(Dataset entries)

########

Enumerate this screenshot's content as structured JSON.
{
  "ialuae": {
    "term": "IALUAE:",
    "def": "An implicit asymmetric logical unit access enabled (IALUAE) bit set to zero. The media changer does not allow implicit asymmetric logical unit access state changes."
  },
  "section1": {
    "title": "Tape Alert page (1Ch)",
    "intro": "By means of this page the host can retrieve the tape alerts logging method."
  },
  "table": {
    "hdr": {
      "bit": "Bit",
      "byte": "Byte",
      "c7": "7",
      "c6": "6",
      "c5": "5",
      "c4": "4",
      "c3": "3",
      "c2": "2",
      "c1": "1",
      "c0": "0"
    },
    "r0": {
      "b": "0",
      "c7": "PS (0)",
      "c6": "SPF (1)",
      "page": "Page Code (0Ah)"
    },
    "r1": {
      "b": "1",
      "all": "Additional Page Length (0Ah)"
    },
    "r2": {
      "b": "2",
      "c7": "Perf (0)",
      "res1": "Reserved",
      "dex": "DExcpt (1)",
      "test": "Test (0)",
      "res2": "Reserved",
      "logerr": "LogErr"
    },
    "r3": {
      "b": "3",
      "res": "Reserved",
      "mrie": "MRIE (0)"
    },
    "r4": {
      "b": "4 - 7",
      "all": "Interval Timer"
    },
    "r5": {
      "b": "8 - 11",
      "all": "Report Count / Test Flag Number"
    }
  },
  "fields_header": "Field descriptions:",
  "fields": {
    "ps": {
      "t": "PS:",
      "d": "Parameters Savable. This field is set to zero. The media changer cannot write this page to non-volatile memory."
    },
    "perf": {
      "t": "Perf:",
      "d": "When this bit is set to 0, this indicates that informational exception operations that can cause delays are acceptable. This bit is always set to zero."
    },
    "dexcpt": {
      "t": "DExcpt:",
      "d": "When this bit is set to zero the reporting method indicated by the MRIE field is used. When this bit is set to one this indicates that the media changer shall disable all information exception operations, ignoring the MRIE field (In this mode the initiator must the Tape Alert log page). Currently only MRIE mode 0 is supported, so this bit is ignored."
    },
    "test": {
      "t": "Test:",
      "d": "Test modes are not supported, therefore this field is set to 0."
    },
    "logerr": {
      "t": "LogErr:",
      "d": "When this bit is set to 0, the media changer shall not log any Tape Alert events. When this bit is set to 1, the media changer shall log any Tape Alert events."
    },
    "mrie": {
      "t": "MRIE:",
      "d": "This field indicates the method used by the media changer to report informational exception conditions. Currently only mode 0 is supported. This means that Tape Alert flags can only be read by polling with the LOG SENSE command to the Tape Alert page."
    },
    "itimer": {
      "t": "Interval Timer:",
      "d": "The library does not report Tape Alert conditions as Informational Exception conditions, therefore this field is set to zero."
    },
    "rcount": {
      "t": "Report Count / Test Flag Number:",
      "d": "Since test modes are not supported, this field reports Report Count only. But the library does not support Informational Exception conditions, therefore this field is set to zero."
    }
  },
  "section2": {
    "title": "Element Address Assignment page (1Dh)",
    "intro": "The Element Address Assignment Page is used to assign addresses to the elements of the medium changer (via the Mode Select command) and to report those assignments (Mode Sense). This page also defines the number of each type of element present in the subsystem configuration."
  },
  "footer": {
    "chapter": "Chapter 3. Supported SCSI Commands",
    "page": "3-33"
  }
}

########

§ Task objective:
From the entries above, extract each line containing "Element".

§ Response box:
    "title": "Element Address Assignment page (1Dh)",
    "intro": "The Element Address Assignment Page is used to assign addresses to the elements of the medium changer (via the Mode Select command) and to report those assignments (Mode Sense). This page also defines the number of each type of element present in the subsystem configuration."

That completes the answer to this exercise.